▶ _Task requirements_:
All the entries, exactly as they read, must be written out again.
++++ Data supplied ++++
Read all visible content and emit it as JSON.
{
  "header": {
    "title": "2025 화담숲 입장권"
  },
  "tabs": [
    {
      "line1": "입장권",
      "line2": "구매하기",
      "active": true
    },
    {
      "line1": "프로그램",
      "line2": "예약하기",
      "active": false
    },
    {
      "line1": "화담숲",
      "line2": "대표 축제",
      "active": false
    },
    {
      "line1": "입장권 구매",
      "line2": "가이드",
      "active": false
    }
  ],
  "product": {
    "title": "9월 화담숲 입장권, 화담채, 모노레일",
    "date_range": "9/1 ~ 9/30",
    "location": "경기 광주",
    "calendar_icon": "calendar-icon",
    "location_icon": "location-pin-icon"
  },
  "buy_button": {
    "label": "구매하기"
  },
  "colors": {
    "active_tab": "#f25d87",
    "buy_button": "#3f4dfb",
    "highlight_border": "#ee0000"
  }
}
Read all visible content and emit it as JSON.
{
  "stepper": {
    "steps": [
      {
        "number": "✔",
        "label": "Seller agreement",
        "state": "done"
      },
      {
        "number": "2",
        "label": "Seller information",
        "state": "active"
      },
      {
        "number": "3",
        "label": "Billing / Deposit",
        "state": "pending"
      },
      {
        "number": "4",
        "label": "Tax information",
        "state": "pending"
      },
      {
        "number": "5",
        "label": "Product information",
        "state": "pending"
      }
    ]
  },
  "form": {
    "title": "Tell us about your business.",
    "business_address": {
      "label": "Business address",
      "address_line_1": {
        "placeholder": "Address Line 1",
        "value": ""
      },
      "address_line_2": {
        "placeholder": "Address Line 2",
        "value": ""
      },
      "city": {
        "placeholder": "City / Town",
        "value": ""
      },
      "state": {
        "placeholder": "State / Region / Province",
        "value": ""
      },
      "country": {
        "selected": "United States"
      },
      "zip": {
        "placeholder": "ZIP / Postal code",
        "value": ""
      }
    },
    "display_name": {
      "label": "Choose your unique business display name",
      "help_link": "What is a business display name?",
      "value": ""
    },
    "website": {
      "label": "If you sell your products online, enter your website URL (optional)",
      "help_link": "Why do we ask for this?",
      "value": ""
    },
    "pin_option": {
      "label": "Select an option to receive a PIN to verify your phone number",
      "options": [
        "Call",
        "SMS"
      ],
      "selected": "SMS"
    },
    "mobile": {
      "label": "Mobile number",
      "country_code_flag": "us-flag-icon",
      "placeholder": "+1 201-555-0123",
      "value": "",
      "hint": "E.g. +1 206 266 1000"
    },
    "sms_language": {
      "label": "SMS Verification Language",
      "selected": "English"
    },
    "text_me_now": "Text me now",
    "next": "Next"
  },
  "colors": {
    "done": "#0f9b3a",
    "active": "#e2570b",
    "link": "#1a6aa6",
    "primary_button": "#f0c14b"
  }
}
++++
▶ _Solution to this task_:
Read all visible content and emit it as JSON.
{
  "header": {
    "title": "2025 화담숲 입장권"
  },
  "tabs": [
    {
      "line1": "입장권",
      "line2": "구매하기",
      "active": true
    },
    {
      "line1": "프로그램",
      "line2": "예약하기",
      "active": false
    },
    {
      "line1": "화담숲",
      "line2": "대표 축제",
      "active": false
    },
    {
      "line1": "입장권 구매",
      "line2": "가이드",
      "active": false
    }
  ],
  "product": {
    "title": "9월 화담숲 입장권, 화담채, 모노레일",
    "date_range": "9/1 ~ 9/30",
    "location": "경기 광주",
    "calendar_icon": "calendar-icon",
    "location_icon": "location-pin-icon"
  },
  "buy_button": {
    "label": "구매하기"
  },
  "colors": {
    "active_tab": "#f25d87",
    "buy_button": "#3f4dfb",
    "highlight_border": "#ee0000"
  }
}
Read all visible content and emit it as JSON.
{
  "stepper": {
    "steps": [
      {
        "number": "✔",
        "label": "Seller agreement",
        "state": "done"
      },
      {
        "number": "2",
        "label": "Seller information",
        "state": "active"
      },
      {
        "number": "3",
        "label": "Billing / Deposit",
        "state": "pending"
      },
      {
        "number": "4",
        "label": "Tax information",
        "state": "pending"
      },
      {
        "number": "5",
        "label": "Product information",
        "state": "pending"
      }
    ]
  },
  "form": {
    "title": "Tell us about your business.",
    "business_address": {
      "label": "Business address",
      "address_line_1": {
        "placeholder": "Address Line 1",
        "value": ""
      },
      "address_line_2": {
        "placeholder": "Address Line 2",
        "value": ""
      },
      "city": {
        "placeholder": "City / Town",
        "value": ""
      },
      "state": {
        "placeholder": "State / Region / Province",
        "value": ""
      },
      "country": {
        "selected": "United States"
      },
      "zip": {
        "placeholder": "ZIP / Postal code",
        "value": ""
      }
    },
    "display_name": {
      "label": "Choose your unique business display name",
      "help_link": "What is a business display name?",
      "value": ""
    },
    "website": {
      "label": "If you sell your products online, enter your website URL (optional)",
      "help_link": "Why do we ask for this?",
      "value": ""
    },
    "pin_option": {
      "label": "Select an option to receive a PIN to verify your phone number",
      "options": [
        "Call",
        "SMS"
      ],
      "selected": "SMS"
    },
    "mobile": {
      "label": "Mobile number",
      "country_code_flag": "us-flag-icon",
      "placeholder": "+1 201-555-0123",
      "value": "",
      "hint": "E.g. +1 206 266 1000"
    },
    "sms_language": {
      "label": "SMS Verification Language",
      "selected": "English"
    },
    "text_me_now": "Text me now",
    "next": "Next"
  },
  "colors": {
    "done": "#0f9b3a",
    "active": "#e2570b",
    "link": "#1a6aa6",
    "primary_button": "#f0c14b"
  }
}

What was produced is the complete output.